Health. The seller should set out any health problems the dog has or may have, and should guarantee that the dog is otherwise healthy. Has the dog been examined by a veterinarian? Can you return the dog, or get reimbursed for your vet bills, if the vet finds a serious problem within a couple of weeks?
Vaccinations. List the vaccinations the dog has had and when they were given. It's also helpful to say what further vaccinations the dog will need, and when. List the veterinarian or clinic that gave the vaccination in case you need documentation—which may be the case when it's time to buy a dog license.
History. Where did the dog come from? You don't want a dog from a puppy mill, where inhumane conditions are the rule.
Training. If the dog is supposed to be trained for a particular purpose (hunting, obedience), document the extent of the training.
Pedigree. If the dog's lineage is important, spell it out and attach a copy of the parents' pedigrees.
Quality. If the dog is purebred but of only "pet quality"—that is, not up to competition in dog shows—specify that in the contract.
Price. Does it include vaccinations, or the cost of spaying or neutering?
Warranties. What kind of guarantees is the seller making about the dog?
Here is a sample bill of sale that may be modified for your needs.

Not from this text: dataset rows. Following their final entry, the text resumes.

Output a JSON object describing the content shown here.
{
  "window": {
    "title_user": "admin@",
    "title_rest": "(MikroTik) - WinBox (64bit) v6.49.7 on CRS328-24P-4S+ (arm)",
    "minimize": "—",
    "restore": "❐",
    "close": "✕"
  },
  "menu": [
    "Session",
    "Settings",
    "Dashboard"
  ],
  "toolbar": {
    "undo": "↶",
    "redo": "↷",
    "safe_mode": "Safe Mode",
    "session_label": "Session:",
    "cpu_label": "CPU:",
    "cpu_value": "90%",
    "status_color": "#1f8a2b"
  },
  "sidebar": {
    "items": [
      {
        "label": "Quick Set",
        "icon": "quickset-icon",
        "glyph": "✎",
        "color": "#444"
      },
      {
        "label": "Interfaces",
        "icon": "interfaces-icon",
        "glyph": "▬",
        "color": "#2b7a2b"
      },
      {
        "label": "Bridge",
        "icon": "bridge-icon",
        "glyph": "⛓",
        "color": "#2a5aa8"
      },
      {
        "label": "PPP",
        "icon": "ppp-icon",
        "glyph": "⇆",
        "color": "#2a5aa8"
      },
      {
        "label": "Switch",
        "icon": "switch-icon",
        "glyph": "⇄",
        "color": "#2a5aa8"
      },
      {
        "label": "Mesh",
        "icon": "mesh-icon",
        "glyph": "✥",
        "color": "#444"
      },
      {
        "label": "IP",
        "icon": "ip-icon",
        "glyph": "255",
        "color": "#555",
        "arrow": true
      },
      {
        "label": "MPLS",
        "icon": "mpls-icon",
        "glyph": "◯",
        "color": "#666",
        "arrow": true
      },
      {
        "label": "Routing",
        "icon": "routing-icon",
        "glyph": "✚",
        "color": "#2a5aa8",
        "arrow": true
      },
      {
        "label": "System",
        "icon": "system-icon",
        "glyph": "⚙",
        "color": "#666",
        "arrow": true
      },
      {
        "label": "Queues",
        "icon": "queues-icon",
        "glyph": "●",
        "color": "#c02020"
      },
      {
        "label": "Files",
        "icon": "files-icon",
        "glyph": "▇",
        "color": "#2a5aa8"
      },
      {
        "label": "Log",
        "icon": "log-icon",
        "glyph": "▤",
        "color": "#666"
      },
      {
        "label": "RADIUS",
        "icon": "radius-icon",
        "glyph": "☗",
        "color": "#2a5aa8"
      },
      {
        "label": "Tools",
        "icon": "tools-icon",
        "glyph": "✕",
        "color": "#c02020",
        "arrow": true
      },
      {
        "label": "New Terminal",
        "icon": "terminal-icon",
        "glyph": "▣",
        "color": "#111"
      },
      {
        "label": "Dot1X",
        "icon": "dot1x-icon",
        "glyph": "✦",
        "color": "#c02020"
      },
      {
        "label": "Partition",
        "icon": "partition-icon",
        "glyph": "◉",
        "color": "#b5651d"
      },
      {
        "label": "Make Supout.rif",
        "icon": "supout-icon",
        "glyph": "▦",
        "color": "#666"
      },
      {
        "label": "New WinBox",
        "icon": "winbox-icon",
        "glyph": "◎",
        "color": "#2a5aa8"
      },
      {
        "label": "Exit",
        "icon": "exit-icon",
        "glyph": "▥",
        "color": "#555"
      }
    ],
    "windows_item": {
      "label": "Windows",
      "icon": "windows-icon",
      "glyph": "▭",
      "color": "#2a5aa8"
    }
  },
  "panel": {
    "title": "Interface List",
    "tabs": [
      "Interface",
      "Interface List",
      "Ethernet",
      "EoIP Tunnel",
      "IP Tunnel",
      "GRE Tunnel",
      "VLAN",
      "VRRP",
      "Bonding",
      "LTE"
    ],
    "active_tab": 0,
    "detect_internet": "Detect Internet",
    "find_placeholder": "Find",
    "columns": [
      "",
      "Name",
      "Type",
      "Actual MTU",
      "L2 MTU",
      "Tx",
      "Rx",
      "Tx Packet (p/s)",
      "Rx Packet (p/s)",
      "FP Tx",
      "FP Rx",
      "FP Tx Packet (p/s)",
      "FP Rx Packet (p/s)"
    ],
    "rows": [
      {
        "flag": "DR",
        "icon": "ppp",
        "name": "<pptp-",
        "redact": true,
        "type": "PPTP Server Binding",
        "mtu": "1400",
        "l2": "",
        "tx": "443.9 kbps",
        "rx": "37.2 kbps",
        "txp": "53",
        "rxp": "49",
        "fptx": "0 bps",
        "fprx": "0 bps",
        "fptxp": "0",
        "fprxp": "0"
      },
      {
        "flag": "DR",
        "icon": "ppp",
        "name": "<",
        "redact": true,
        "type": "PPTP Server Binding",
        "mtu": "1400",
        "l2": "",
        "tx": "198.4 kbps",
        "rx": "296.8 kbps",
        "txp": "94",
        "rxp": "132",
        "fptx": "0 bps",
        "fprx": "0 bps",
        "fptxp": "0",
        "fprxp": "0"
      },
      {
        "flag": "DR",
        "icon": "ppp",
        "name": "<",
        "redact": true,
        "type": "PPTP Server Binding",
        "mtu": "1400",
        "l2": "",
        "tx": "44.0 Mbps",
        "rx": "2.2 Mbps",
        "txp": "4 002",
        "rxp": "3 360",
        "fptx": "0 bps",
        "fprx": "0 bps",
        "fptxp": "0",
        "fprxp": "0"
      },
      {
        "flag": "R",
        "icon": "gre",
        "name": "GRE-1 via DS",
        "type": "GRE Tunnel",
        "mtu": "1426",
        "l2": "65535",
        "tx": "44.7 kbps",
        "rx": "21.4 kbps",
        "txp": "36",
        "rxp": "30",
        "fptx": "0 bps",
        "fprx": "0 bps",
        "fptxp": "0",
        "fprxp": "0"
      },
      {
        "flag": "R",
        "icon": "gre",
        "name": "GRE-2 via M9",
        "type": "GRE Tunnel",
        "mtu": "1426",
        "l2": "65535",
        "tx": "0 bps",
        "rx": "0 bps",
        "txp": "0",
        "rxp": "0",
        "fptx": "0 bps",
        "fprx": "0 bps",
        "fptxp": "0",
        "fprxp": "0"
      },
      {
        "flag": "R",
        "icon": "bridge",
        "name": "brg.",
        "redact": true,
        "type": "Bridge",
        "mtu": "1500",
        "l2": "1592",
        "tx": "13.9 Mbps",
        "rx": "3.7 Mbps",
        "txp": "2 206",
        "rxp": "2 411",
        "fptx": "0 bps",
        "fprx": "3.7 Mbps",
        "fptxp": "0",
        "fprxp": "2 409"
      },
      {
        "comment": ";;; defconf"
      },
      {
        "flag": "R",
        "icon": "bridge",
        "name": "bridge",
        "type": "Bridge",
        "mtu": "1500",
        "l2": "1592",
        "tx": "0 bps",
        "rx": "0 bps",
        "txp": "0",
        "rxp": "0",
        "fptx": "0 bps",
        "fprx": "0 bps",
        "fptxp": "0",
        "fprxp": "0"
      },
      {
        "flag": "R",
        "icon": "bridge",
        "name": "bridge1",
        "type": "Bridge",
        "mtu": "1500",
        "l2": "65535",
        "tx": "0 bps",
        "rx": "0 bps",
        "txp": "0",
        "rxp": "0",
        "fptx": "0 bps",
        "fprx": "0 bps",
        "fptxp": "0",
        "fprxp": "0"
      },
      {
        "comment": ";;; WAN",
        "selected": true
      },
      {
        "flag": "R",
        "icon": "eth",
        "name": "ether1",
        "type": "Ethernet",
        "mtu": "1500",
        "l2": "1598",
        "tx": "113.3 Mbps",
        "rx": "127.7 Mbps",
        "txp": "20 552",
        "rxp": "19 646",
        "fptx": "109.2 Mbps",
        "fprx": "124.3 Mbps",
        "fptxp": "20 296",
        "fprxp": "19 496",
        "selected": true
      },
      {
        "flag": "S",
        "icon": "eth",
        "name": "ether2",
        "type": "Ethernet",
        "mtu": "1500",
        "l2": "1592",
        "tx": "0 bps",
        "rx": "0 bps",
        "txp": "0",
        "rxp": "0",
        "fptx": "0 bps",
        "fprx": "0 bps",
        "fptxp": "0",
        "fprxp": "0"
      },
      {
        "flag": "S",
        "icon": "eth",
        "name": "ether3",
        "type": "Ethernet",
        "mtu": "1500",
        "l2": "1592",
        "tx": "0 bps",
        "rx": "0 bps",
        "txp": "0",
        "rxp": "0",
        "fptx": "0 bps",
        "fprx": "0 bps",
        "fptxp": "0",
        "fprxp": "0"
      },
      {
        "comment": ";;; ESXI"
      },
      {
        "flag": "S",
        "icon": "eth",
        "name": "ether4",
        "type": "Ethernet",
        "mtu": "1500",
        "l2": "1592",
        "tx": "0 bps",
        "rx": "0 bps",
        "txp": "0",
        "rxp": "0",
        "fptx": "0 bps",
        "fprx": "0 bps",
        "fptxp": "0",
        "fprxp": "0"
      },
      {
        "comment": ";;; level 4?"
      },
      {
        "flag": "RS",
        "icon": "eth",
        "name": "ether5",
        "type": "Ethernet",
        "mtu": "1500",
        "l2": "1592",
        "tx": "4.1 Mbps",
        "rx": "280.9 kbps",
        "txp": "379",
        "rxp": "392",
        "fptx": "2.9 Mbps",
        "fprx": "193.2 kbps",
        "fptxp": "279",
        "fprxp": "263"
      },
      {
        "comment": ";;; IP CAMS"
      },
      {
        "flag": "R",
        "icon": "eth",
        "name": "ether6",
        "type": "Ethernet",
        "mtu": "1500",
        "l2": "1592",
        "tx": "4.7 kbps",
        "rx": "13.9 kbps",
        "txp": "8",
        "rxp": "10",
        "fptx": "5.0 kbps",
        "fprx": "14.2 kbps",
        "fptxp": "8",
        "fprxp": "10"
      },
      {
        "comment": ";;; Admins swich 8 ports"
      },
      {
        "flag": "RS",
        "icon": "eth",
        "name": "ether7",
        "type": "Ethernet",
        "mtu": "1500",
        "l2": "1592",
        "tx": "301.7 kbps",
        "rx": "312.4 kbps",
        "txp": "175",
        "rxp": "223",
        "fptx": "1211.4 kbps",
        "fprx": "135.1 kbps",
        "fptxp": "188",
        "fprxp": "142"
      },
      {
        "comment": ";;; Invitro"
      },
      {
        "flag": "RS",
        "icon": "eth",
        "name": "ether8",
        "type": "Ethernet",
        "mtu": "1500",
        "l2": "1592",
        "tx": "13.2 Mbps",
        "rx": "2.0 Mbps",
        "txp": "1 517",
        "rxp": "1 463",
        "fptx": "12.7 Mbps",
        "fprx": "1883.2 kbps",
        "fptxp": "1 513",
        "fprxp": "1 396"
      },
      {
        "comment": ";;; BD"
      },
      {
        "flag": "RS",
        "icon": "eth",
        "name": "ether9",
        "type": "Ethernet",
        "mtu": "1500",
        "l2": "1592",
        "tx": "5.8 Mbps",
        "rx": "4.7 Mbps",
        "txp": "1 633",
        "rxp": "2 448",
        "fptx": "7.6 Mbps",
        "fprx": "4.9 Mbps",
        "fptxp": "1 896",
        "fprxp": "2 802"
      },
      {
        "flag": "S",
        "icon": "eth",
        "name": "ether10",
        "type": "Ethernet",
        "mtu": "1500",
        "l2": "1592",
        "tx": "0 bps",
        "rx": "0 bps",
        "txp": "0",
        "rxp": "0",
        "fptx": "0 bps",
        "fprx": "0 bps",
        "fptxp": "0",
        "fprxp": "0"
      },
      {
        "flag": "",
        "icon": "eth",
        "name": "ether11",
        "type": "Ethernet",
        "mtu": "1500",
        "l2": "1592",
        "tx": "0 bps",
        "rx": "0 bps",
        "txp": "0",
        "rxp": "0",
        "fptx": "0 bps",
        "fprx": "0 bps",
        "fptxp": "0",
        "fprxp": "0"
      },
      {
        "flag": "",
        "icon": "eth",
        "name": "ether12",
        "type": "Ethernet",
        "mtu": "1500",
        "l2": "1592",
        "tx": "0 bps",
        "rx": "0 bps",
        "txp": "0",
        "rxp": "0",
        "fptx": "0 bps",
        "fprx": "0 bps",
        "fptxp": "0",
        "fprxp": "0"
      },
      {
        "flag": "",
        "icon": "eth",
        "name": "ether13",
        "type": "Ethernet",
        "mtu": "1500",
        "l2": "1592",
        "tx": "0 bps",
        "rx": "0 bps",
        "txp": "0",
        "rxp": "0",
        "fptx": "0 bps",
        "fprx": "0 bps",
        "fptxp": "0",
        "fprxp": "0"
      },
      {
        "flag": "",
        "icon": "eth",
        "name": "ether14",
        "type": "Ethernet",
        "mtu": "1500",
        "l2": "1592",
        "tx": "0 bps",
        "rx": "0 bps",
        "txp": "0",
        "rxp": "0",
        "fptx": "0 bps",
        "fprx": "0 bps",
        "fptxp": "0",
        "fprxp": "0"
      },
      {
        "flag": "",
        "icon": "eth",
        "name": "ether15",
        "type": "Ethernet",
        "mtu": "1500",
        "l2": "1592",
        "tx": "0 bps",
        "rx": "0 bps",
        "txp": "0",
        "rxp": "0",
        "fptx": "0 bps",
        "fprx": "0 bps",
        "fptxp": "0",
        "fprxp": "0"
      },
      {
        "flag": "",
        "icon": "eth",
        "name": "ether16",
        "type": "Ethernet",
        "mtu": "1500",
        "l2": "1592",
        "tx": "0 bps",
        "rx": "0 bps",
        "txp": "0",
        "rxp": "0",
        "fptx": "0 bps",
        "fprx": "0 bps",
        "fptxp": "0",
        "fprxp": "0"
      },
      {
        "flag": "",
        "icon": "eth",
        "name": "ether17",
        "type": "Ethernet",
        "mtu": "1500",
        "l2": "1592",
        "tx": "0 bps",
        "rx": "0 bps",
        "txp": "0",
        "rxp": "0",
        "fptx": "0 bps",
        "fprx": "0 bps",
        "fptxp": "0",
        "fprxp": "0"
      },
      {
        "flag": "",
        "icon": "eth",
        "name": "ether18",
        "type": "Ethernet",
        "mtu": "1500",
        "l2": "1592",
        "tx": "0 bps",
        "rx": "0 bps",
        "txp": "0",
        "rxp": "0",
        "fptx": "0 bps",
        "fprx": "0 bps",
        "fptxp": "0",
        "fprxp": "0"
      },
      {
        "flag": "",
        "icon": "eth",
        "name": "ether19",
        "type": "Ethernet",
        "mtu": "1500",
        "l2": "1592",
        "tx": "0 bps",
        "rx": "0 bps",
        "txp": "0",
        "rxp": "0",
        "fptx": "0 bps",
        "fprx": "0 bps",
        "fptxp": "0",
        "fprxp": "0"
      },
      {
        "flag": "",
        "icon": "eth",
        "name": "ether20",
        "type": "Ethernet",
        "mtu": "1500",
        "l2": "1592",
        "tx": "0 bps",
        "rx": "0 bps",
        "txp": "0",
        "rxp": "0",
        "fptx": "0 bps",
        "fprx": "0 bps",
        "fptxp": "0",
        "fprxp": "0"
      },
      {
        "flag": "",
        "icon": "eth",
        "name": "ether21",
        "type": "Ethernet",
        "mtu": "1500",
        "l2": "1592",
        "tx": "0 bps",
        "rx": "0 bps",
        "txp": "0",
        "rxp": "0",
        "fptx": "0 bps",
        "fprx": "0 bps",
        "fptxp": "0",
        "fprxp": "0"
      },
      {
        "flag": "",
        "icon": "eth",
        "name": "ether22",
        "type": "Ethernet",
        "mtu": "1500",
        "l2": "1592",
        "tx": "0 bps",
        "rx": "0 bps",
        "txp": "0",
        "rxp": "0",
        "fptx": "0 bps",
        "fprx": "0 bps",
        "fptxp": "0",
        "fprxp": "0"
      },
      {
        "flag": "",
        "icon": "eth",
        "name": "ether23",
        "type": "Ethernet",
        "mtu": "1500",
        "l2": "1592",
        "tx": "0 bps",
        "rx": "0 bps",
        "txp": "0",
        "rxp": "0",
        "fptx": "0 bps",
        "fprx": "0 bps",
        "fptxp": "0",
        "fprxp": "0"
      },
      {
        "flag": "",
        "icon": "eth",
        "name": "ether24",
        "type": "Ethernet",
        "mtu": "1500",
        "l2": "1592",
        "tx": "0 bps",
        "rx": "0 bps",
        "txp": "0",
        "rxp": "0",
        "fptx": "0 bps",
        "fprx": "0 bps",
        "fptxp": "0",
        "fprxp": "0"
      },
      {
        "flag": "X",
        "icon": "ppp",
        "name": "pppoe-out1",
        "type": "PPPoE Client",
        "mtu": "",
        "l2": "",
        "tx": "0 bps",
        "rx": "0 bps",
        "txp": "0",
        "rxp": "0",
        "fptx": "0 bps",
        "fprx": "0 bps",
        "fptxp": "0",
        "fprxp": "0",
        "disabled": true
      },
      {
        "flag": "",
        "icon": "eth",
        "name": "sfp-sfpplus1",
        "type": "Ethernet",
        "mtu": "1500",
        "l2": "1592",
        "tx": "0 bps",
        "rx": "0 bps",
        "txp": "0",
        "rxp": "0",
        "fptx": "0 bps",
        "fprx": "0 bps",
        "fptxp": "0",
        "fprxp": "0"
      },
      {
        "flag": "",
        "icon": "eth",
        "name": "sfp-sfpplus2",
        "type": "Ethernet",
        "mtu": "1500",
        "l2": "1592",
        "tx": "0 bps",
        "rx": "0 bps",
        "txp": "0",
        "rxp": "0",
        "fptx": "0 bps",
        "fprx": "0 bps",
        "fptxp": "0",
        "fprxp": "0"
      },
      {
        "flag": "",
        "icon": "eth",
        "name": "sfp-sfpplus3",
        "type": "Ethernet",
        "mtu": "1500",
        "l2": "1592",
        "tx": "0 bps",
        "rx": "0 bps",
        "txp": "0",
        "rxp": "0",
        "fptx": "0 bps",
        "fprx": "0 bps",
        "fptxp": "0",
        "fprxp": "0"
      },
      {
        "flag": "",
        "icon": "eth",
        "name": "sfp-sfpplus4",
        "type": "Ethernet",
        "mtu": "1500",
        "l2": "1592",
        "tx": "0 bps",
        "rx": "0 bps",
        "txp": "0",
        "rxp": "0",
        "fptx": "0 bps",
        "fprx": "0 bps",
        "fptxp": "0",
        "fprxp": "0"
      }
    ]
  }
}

It's adapted from the bills of sale in 101 Law Forms for Personal Use , by Robin Leonard and Ralph Warner (Nolo).